» **WHAT THE TASK REQUIRES**
Repeat every entry below exactly.

» **LISTED ENTRIES**

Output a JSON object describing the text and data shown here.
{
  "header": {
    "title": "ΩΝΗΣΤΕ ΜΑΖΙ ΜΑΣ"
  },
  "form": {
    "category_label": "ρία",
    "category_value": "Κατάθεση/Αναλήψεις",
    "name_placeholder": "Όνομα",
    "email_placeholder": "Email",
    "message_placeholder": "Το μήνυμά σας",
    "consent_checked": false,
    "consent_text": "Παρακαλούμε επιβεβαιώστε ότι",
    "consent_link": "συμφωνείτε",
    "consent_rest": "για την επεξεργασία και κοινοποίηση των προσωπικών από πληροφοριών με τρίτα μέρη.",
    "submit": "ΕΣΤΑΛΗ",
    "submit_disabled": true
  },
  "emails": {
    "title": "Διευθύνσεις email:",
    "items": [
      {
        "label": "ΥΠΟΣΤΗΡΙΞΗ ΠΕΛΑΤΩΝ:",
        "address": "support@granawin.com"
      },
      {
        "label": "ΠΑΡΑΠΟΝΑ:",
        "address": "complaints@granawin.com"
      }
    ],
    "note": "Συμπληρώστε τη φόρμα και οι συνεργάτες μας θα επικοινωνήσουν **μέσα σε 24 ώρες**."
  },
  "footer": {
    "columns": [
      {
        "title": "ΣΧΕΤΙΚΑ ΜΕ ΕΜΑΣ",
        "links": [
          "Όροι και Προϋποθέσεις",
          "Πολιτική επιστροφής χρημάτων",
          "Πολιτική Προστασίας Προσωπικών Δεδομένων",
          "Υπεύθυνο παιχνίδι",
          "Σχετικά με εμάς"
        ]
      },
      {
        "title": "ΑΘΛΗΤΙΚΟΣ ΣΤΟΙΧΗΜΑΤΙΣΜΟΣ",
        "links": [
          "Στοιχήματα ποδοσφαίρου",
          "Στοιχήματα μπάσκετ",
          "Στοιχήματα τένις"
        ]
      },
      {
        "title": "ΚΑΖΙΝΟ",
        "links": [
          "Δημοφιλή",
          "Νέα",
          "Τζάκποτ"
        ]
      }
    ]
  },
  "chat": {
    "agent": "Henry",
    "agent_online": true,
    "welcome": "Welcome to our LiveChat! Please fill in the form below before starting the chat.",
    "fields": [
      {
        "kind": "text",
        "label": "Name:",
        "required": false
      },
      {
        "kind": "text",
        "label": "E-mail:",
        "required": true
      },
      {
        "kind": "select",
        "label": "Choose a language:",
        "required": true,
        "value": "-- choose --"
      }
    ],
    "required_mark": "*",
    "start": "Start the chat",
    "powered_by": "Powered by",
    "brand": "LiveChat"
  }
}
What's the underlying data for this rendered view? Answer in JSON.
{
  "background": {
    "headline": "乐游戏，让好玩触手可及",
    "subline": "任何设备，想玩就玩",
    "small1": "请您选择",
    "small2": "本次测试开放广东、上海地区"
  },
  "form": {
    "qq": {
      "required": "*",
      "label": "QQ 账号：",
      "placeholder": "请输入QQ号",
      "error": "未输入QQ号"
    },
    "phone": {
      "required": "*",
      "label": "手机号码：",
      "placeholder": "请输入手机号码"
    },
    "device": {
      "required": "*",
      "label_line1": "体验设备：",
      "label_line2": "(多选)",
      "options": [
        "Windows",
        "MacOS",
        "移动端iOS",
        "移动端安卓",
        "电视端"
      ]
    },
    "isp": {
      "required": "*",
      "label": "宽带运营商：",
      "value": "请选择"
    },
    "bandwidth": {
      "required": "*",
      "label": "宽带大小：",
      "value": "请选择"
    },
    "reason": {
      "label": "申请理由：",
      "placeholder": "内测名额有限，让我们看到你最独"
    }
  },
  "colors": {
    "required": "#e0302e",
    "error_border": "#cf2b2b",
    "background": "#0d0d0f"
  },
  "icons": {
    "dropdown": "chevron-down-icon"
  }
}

» **SOLVED EXERCISE**
Output a JSON object describing the text and data shown here.
{
  "header": {
    "title": "ΩΝΗΣΤΕ ΜΑΖΙ ΜΑΣ"
  },
  "form": {
    "category_label": "ρία",
    "category_value": "Κατάθεση/Αναλήψεις",
    "name_placeholder": "Όνομα",
    "email_placeholder": "Email",
    "message_placeholder": "Το μήνυμά σας",
    "consent_checked": false,
    "consent_text": "Παρακαλούμε επιβεβαιώστε ότι",
    "consent_link": "συμφωνείτε",
    "consent_rest": "για την επεξεργασία και κοινοποίηση των προσωπικών από πληροφοριών με τρίτα μέρη.",
    "submit": "ΕΣΤΑΛΗ",
    "submit_disabled": true
  },
  "emails": {
    "title": "Διευθύνσεις email:",
    "items": [
      {
        "label": "ΥΠΟΣΤΗΡΙΞΗ ΠΕΛΑΤΩΝ:",
        "address": "support@granawin.com"
      },
      {
        "label": "ΠΑΡΑΠΟΝΑ:",
        "address": "complaints@granawin.com"
      }
    ],
    "note": "Συμπληρώστε τη φόρμα και οι συνεργάτες μας θα επικοινωνήσουν **μέσα σε 24 ώρες**."
  },
  "footer": {
    "columns": [
      {
        "title": "ΣΧΕΤΙΚΑ ΜΕ ΕΜΑΣ",
        "links": [
          "Όροι και Προϋποθέσεις",
          "Πολιτική επιστροφής χρημάτων",
          "Πολιτική Προστασίας Προσωπικών Δεδομένων",
          "Υπεύθυνο παιχνίδι",
          "Σχετικά με εμάς"
        ]
      },
      {
        "title": "ΑΘΛΗΤΙΚΟΣ ΣΤΟΙΧΗΜΑΤΙΣΜΟΣ",
        "links": [
          "Στοιχήματα ποδοσφαίρου",
          "Στοιχήματα μπάσκετ",
          "Στοιχήματα τένις"
        ]
      },
      {
        "title": "ΚΑΖΙΝΟ",
        "links": [
          "Δημοφιλή",
          "Νέα",
          "Τζάκποτ"
        ]
      }
    ]
  },
  "chat": {
    "agent": "Henry",
    "agent_online": true,
    "welcome": "Welcome to our LiveChat! Please fill in the form below before starting the chat.",
    "fields": [
      {
        "kind": "text",
        "label": "Name:",
        "required": false
      },
      {
        "kind": "text",
        "label": "E-mail:",
        "required": true
      },
      {
        "kind": "select",
        "label": "Choose a language:",
        "required": true,
        "value": "-- choose --"
      }
    ],
    "required_mark": "*",
    "start": "Start the chat",
    "powered_by": "Powered by",
    "brand": "LiveChat"
  }
}
What's the underlying data for this rendered view? Answer in JSON.
{
  "background": {
    "headline": "乐游戏，让好玩触手可及",
    "subline": "任何设备，想玩就玩",
    "small1": "请您选择",
    "small2": "本次测试开放广东、上海地区"
  },
  "form": {
    "qq": {
      "required": "*",
      "label": "QQ 账号：",
      "placeholder": "请输入QQ号",
      "error": "未输入QQ号"
    },
    "phone": {
      "required": "*",
      "label": "手机号码：",
      "placeholder": "请输入手机号码"
    },
    "device": {
      "required": "*",
      "label_line1": "体验设备：",
      "label_line2": "(多选)",
      "options": [
        "Windows",
        "MacOS",
        "移动端iOS",
        "移动端安卓",
        "电视端"
      ]
    },
    "isp": {
      "required": "*",
      "label": "宽带运营商：",
      "value": "请选择"
    },
    "bandwidth": {
      "required": "*",
      "label": "宽带大小：",
      "value": "请选择"
    },
    "reason": {
      "label": "申请理由：",
      "placeholder": "内测名额有限，让我们看到你最独"
    }
  },
  "colors": {
    "required": "#e0302e",
    "error_border": "#cf2b2b",
    "background": "#0d0d0f"
  },
  "icons": {
    "dropdown": "chevron-down-icon"
  }
}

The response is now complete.